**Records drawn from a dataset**
• • • • • • •

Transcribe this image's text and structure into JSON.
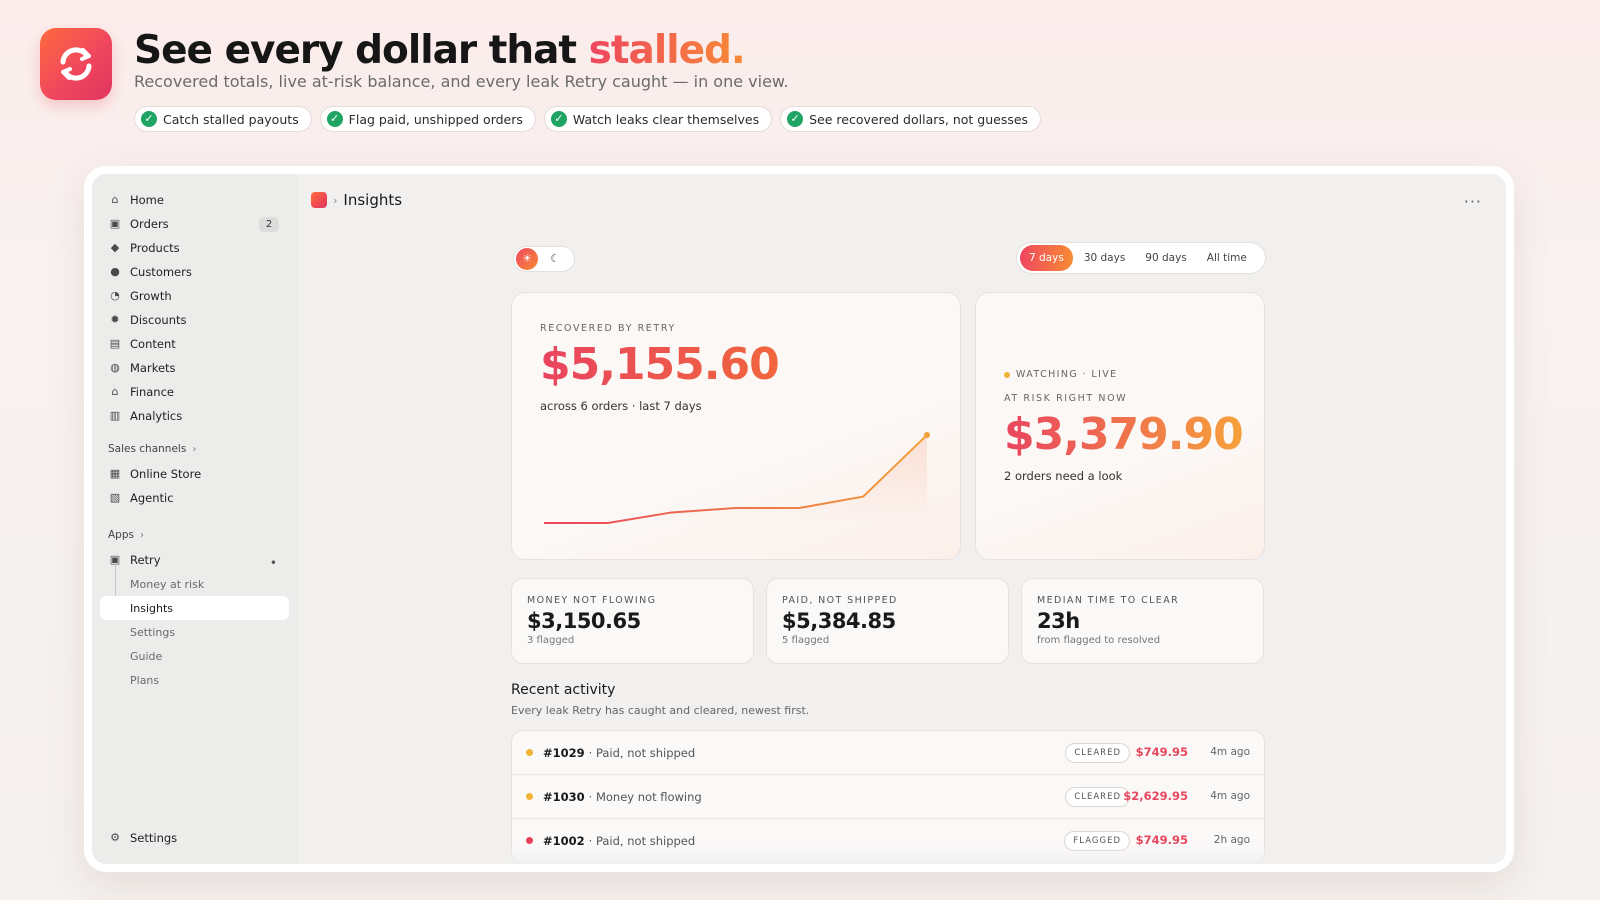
{
  "hero": {
    "title_main": "See every dollar that ",
    "title_accent": "stalled.",
    "subtitle": "Recovered totals, live at-risk balance, and every leak Retry caught — in one view.",
    "chips": [
      "Catch stalled payouts",
      "Flag paid, unshipped orders",
      "Watch leaks clear themselves",
      "See recovered dollars, not guesses"
    ]
  },
  "sidebar": {
    "items": [
      {
        "label": "Home",
        "icon": "home-icon"
      },
      {
        "label": "Orders",
        "icon": "inbox-icon",
        "badge": "2"
      },
      {
        "label": "Products",
        "icon": "tag-icon"
      },
      {
        "label": "Customers",
        "icon": "person-icon"
      },
      {
        "label": "Growth",
        "icon": "gauge-icon"
      },
      {
        "label": "Discounts",
        "icon": "discount-icon"
      },
      {
        "label": "Content",
        "icon": "content-icon"
      },
      {
        "label": "Markets",
        "icon": "globe-icon"
      },
      {
        "label": "Finance",
        "icon": "bank-icon"
      },
      {
        "label": "Analytics",
        "icon": "bar-chart-icon"
      }
    ],
    "sales_channels": {
      "label": "Sales channels",
      "items": [
        {
          "label": "Online Store",
          "icon": "store-icon"
        },
        {
          "label": "Agentic",
          "icon": "agent-icon"
        }
      ]
    },
    "apps": {
      "label": "Apps",
      "retry": "Retry",
      "sub_items": [
        "Money at risk",
        "Insights",
        "Settings",
        "Guide",
        "Plans"
      ]
    },
    "settings": "Settings"
  },
  "topbar": {
    "page_title": "Insights",
    "more": "···"
  },
  "periods": [
    "7 days",
    "30 days",
    "90 days",
    "All time"
  ],
  "active_period": "7 days",
  "recovered": {
    "eyebrow": "RECOVERED BY RETRY",
    "amount": "$5,155.60",
    "caption": "across 6 orders · last 7 days"
  },
  "chart_data": {
    "type": "line",
    "title": "",
    "xlabel": "",
    "ylabel": "",
    "x": [
      1,
      2,
      3,
      4,
      5,
      6,
      7
    ],
    "series": [
      {
        "values": [
          0,
          0,
          12,
          17,
          17,
          30,
          100
        ]
      }
    ],
    "ylim": [
      0,
      100
    ],
    "grid": false,
    "colors": [
      "#e8465e",
      "#f4a03a"
    ]
  },
  "at_risk": {
    "live": "WATCHING · LIVE",
    "eyebrow": "AT RISK RIGHT NOW",
    "amount": "$3,379.90",
    "caption": "2 orders need a look"
  },
  "stats": [
    {
      "label": "MONEY NOT FLOWING",
      "value": "$3,150.65",
      "note": "3 flagged"
    },
    {
      "label": "PAID, NOT SHIPPED",
      "value": "$5,384.85",
      "note": "5 flagged"
    },
    {
      "label": "MEDIAN TIME TO CLEAR",
      "value": "23h",
      "note": "from flagged to resolved"
    }
  ],
  "activity": {
    "title": "Recent activity",
    "subtitle": "Every leak Retry has caught and cleared, newest first.",
    "rows": [
      {
        "order": "#1029",
        "reason": "· Paid, not shipped",
        "status": "CLEARED",
        "amount": "$749.95",
        "age": "4m ago",
        "dot": "#f2b233"
      },
      {
        "order": "#1030",
        "reason": "· Money not flowing",
        "status": "CLEARED",
        "amount": "$2,629.95",
        "age": "4m ago",
        "dot": "#f2b233"
      },
      {
        "order": "#1002",
        "reason": "· Paid, not shipped",
        "status": "FLAGGED",
        "amount": "$749.95",
        "age": "2h ago",
        "dot": "#e6435b"
      }
    ]
  },
  "colors": {
    "accent_start": "#ef4660",
    "accent_end": "#f78b34",
    "check": "#1fa463"
  }
}
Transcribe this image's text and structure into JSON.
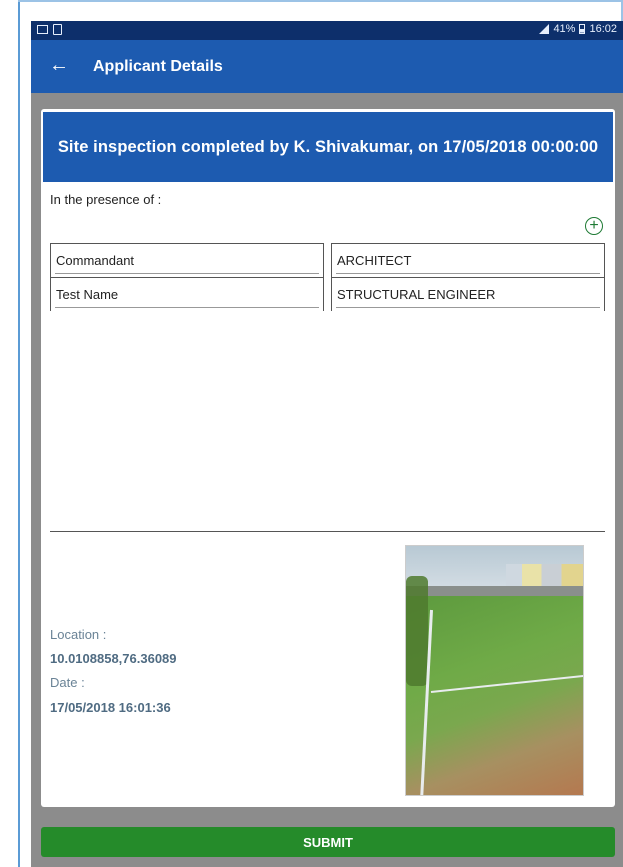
{
  "status_bar": {
    "battery": "41%",
    "time": "16:02"
  },
  "app_bar": {
    "back_icon": "arrow-left-icon",
    "title": "Applicant Details"
  },
  "inspection": {
    "banner": "Site inspection completed by K. Shivakumar, on 17/05/2018 00:00:00",
    "presence_label": "In the presence of :",
    "add_icon": "plus-circle-icon",
    "attendees": [
      {
        "name": "Commandant",
        "role": "ARCHITECT"
      },
      {
        "name": "Test Name",
        "role": "STRUCTURAL ENGINEER"
      }
    ]
  },
  "details": {
    "location_label": "Location :",
    "location_value": "10.0108858,76.36089",
    "date_label": "Date :",
    "date_value": "17/05/2018 16:01:36"
  },
  "colors": {
    "app_bar": "#1d5bb0",
    "status_bar": "#0d2f6b",
    "submit": "#258b2a"
  },
  "submit_label": "SUBMIT"
}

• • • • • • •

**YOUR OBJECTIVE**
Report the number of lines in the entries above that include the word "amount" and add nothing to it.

**ANSWER SPACE**
5